Just a few weeks after Microsoft released the beta of its much anticipated "Greenwich" real-time collaboration server software, one of the company's lead program managers, David Gurle, is leaving Microsoft to head up the collaboration program at Reuters Group LLP.
Gurle is set to leave his post as director of program management for Real Time Communication at Microsoft on April 1 to become Reuter's executive vice president and global head of Collaboration Services, Reuters said Thursday in a statement.
"Financial institutions are traditionally ahead of the curve in finding and effectively using technology to push their businesses forward," Gurle said in a statement.
The move comes just a month after Gurle gave a keynote at the Instant Messaging Planet Spring 2003 Conference and Expo in Boston where he endorsed a "clearinghouse approach" to enterprise instant messaging (IM) despite the fact that Greenwich is based on a federated approach. A clearing house approach allows company networks to operate together, trading access much like phone networks do now, whereas a federated system only gives access to certain sanctioned business partners.
The comments were oddly timed given the pending rollout of Greenwich, which represents Microsoft's big splash into the corporate IM market.
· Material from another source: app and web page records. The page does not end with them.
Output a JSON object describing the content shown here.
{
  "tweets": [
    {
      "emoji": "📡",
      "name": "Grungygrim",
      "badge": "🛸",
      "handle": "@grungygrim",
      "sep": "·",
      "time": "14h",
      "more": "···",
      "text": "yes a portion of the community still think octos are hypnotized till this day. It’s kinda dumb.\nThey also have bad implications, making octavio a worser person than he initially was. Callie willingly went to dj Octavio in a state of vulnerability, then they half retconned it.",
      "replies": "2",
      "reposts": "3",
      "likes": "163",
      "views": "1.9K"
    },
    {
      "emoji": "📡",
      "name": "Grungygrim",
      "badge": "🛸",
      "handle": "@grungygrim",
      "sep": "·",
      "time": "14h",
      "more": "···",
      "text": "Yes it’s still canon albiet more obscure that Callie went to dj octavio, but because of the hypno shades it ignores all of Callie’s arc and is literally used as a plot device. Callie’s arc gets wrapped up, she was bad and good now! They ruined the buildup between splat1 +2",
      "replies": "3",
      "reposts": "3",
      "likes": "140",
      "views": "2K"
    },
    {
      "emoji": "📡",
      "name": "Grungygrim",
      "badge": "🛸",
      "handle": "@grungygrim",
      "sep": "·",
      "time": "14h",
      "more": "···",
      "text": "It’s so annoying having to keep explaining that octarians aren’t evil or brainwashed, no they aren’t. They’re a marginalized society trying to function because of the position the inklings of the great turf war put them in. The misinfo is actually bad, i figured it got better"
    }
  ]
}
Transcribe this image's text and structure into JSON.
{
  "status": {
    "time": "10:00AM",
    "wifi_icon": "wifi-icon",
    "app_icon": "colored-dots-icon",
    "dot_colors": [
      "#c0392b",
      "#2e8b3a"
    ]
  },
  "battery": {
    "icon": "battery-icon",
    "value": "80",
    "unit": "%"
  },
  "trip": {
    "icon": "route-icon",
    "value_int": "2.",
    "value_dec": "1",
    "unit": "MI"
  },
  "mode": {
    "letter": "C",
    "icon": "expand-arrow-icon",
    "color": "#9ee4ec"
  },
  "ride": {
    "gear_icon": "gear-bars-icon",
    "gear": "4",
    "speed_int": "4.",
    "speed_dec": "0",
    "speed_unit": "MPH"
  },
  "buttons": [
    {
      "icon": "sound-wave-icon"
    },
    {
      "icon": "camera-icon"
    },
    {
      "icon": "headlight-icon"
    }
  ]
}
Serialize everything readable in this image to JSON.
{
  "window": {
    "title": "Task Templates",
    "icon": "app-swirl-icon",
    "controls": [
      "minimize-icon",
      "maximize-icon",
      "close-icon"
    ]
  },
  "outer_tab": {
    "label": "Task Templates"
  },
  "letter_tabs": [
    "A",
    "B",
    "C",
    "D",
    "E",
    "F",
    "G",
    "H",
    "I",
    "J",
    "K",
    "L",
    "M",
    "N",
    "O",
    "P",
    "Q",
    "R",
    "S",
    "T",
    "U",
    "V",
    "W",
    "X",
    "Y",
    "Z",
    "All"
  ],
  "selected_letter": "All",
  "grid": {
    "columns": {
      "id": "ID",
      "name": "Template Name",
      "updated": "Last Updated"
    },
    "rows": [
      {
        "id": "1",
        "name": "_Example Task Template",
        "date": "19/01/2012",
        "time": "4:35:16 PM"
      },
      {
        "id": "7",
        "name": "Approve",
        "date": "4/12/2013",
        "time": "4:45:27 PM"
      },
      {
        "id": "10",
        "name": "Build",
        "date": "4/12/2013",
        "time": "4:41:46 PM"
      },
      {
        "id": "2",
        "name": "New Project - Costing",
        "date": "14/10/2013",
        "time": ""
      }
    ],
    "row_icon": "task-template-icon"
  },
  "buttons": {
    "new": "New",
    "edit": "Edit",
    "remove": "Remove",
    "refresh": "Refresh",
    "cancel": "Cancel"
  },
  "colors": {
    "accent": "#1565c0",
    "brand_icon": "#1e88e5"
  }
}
Greenwich is expected to be widely available in mid-2003.
At Microsoft, Gurle was responsible for the Greenwich program, and also oversaw Exchange Instant Messaging, Windows Messenger, Exchange Conferencing Server, and NetMeeting, Reuters said.
In his new role, Gurle will be responsible for the business and technical aspects of collaboration services at Reuters, the company said.
No one at Microsoft was immediately available to comment on his departure Thursday.